Are there particular topics you'd like me to cover? This general area seemed to be hotly requested and one which I understand well. (In addition to general command-line kung-fu.)

How am I doing?

So far, so good!

You are doing good! It is nice to have an overview of all the options in this area, and this is what you are doing. One tutorial per program is a good pace. In the end, it would also be good to have a list of goods and bads for all these options, and maybe a feature comparison list.



going great

Everything is going great. Thanks for the tutorial series.

Platypus editing

This was a great tutorial. It was exactly what I was looking for in building a little application.

Here is a comment for making Platypus a little nicer. I am using the text ouput feature of Platypus. You can navigate within the application bundle that you create to find the MainMenu.nib file. From here you can change a number of things.... Give your app a brushed metal appearance.... Change the size of the text box.... Remove the scroll bar.... I am sure there are many of other fun things we can do with the nib.


Don't worry, editing .nib files coming soon...

Well, I haven't gotten to .nib files yet. :-)

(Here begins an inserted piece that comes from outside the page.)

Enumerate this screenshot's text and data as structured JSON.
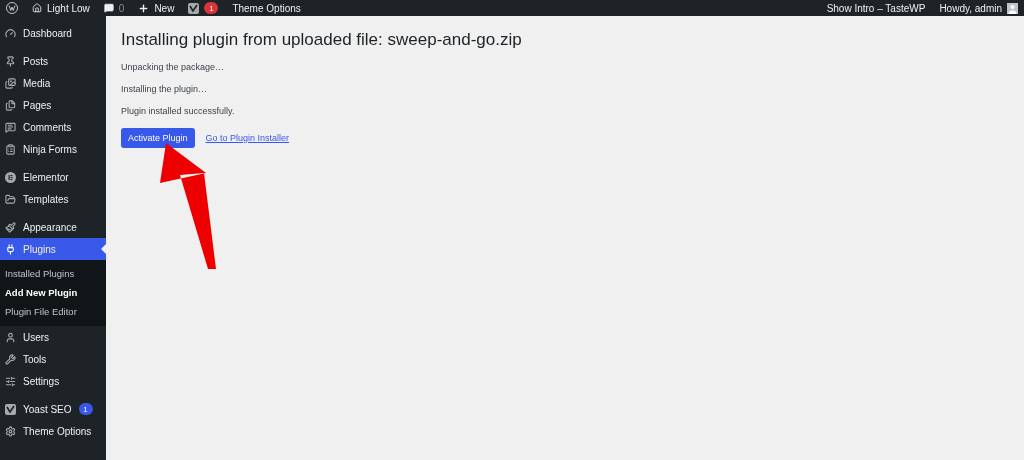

Yes, there are plenty of customization options with Platypus, Pashua, ... all of the above. I'm trying to go from simpler cases to more complicated ones. I do plan to talk about Interface Builder and .nib files, because it's an important part of making a command-line tool fit with a native Mac interface.